Sean Eversley Bradwell, director of programs and outreach in the Office of Student Affairs and Campus Life, helped create a feature film titled “Civil Warriors,” released in 2016. The film follows real black families who lived in the Ithaca area and their family members who fought in the Civil War. The film is told through spoken word and was specifically adapted so it can be used in social studies and history classes across America. It was presented at a screening at the Southside Community Center Feb. 24.
Contributing Writer Vivian Goldstein spoke with Bradwell about the making of “Civil Warriors,” how the stories of the families followed in the film are still important in today’s modern context and what it means to fight for a government that will not fight for you.
This interview has been edited for length and clarity.
Vivian Goldstein: In your own words, what would you say the film is about?
Sean Eversley Bradwell: The film tries to explore local history — in particular, the real, lived experiences of people who enlisted in the Civil War. It is not just about the 26 black men, but also about their families … about what does it also means to have people in your family who also enlist in war.
VG: How did you get involved with the film?
SEB: I am a hobby–local historian, and I have been doing some work with the History Center for quite some time, in particular trying to explore the experience of black Americans in Ithaca. Through my work at the History Center, I happened to hear about … a movie that was being done based on the 26 black men who enlisted, and contacted Photosynthesis Productions, who are producing and directing the film. … It was collectively decided that maybe the film needed a narrator and that I could play that role, and so I was fortunate enough to help do some of the writing and the narration.
VG: Why did you feel that these stories were important to tell?
SEB: I feel most “uncovered stories” are important to tell. If we don’t know about these stories, we don’t think they exist. If we don’t think they exist, then we don’t think we exist. … What I’m intrigued by is trying to find ways in which people understand that we come from people. We come from experiences. We come from histories. And as I tell students, the truth is always in the details, so knowing some of the details about some of these experiences is extremely important. … I’m currently working on a project that explores the men and women who enlisted in World War I, and there seems to be a theme here that [I’m] trying to understand: What does it mean to participate and fight for democracy even when that democracy doesn’t support your own needs, wishes and rights?
VG: Did you play a part in making this accessible curriculum and the decision that went along with this?
SEB: I played a small role. Bronwen Exter is the person who was the lead driver of the curriculum. I was more of an adviser or consultant and simply giving some feedback or, every now and then, a piece of history that could or should be added. But for the most part, the curriculum and the film is a community effort. Local Ithacans helped produce the score that you will hear — the music you will hear. Jacque Washington, who is a counselor in our CAPS program here, is one of our lead actors who is in the production. Local Ithaca folks helped create the trailer and the website that helped support the film. I had a really small role to play in this fairly large community effort.

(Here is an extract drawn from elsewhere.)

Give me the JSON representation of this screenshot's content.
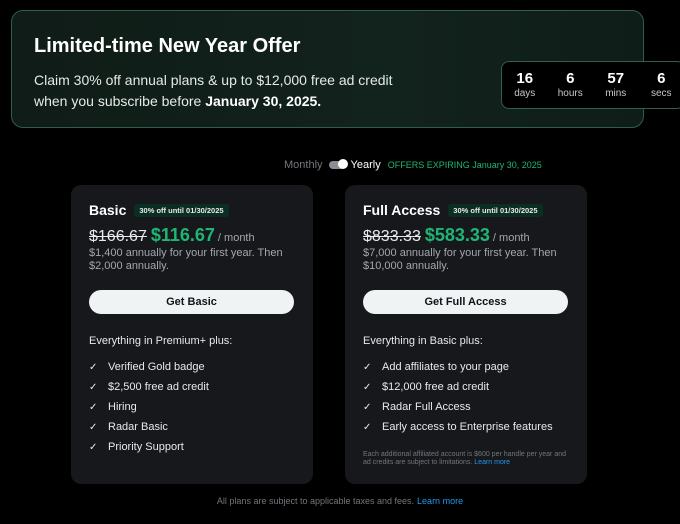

VG: What do you see as the intersection between the issues dealt with in this movie and current issues surrounding race?
SEB: We’re talking about a time when slavery was legal … and talking about people’s right to voting, to quality education, to healthcare. I think there’s a tremendous overlay, not just around black folks but among many communities who find themselves disenfranchised. And so, unfortunately, the story stays relevant. Fortunately, hopefully, we can learn some things to help change that in the future.
VG: What’s something you learned in this process to help facilitate change in the future?
SEB: What I learned is, again, the details of history and to pay more attention to families. While a good deal of attention is paid to the men who participated, women were equally as impacted and affected as strong of leaders in this movement. What does it mean to have one’s father go off to war with the possibility of not coming back and thinking about the reality of that sort of experience? And what does it mean for people to come back from trauma of these sorts of violence — men, women, children? And how does one sort of reintegrate themselves back in society?
VG: How do you think that this movie will impact the college community, especially since it is geared towards students?
SEB: One, I hope the IC community sees it. I hope there’s some screenings and some viewings, and people can learn from it. … I hope what it does is spark some people’s interest in recovering more history. If it does that then it has, without question, done its job.